This is basically the remote laptop version of gig life. If you’re skilled in graphic design, coaching, web design, SEO, copywriting, blogging, editing, voice over, translation, etc. you could start doing freelance work. Note that this is creating a job for yourself where you’re your own boss–your success or failure rests on your shoulders alone. It can be empowering or stressful. You could be very successful or find yourself tossed around between lack and plenty. Some people enjoy the challenge and independence of it, but others won’t be able to handle the uncertainty. Which is fine, there are other options for you.
To me freelance work is different than starting a business because, while you are your own boss, you still get paid for the time and work you put in. The distinction of a business versus a job is that it severs the correlation between your time and your income.
Start a Remote Business
In this case, I’m referring to ‘remote business’ as either a web-based business OR a physical business that doesn’t require your physical presence to run. Of all the ways you can make money while traveling, starting a remote business is the one I’d recommend, because it’s the only one that allows for passive income.
Passive income means money is coming in while you aren’t working. As I mentioned, a ‘business’ is distinct from a ‘job’ in that the time you put in and the amount of money you’re making are no longer directly correlated. At the beginning, this usually means you’re putting in way more time and making way less money than you’re worth on the job market. The goal, of course, is to get your business set up so that you can cut back on your time and still have income coming in.
Some examples of physical businesses that can be remote include property rentals, Airbnb’s, and any kind of business that other people can manage and run in your absence.
There are a billion types of online businesses that you can start today, but it mostly comes down to either selling your own products or promoting other people’s products.
For the former, there are many options, such as amazon dropshipping, selling presets, publishing a book, creating an online brand, or selling an online course.
For the latter, you can do affiliate marketing (promoting other people’s products) through your blog, podcast, Youtube channel, etc. or in some cases actually run ads to promote a specific offer. You could also become an influencer on social media who gets paid to post pictures promoting someone’s business regardless of a direct affiliate outcome. (I’ve heard this can pay $50 per thousand subscribers!)
You don’t need to understand all of this right now. Depending on your exposure to modern nomad culture, there may be a lot of new information or words you aren’t familiar with, and that’s ok. My goal is to make everyone aware of the variety of options that are out there so that they can start to consider what might be possible.

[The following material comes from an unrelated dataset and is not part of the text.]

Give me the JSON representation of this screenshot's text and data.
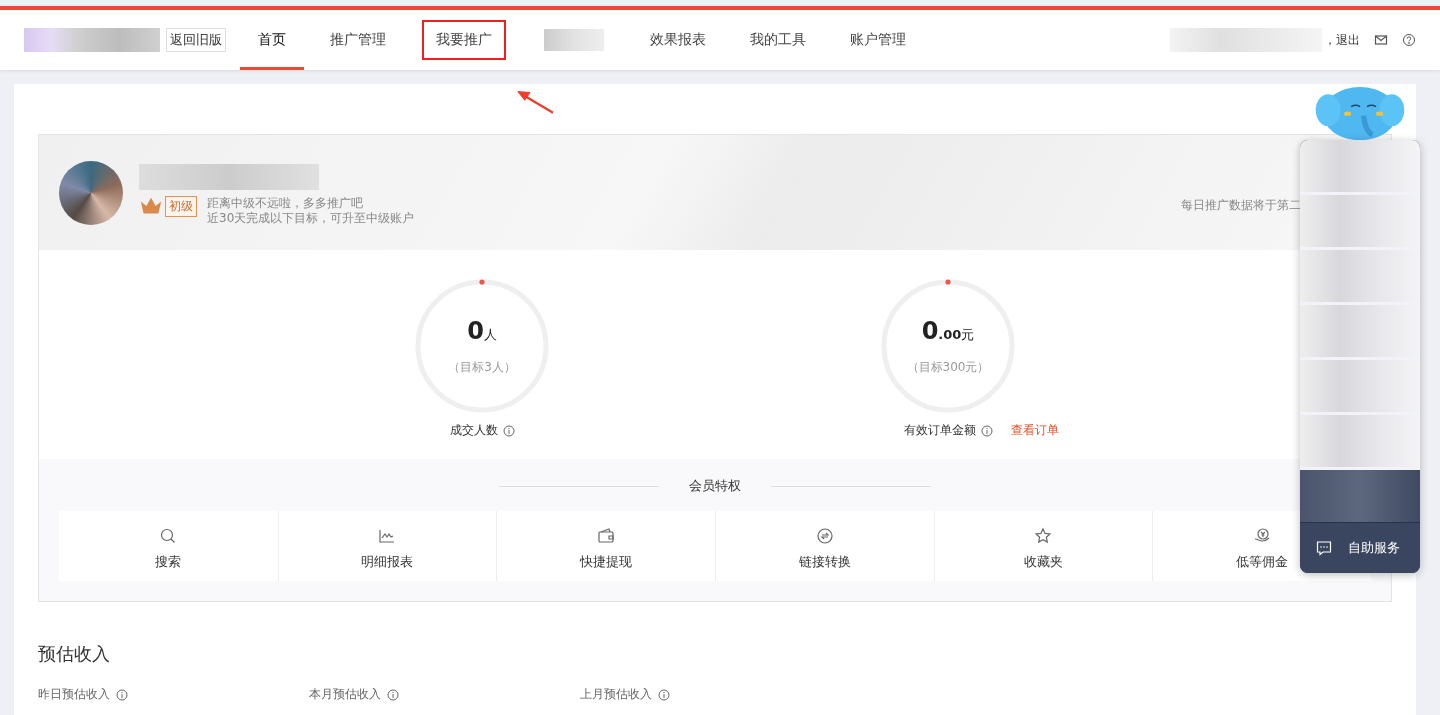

P.S. You can schedule a live call with me (it’s free) where we take a look at who you are and what kind of travel lifestyle might be the best fit for you at the link below.Schedule Call With Stacia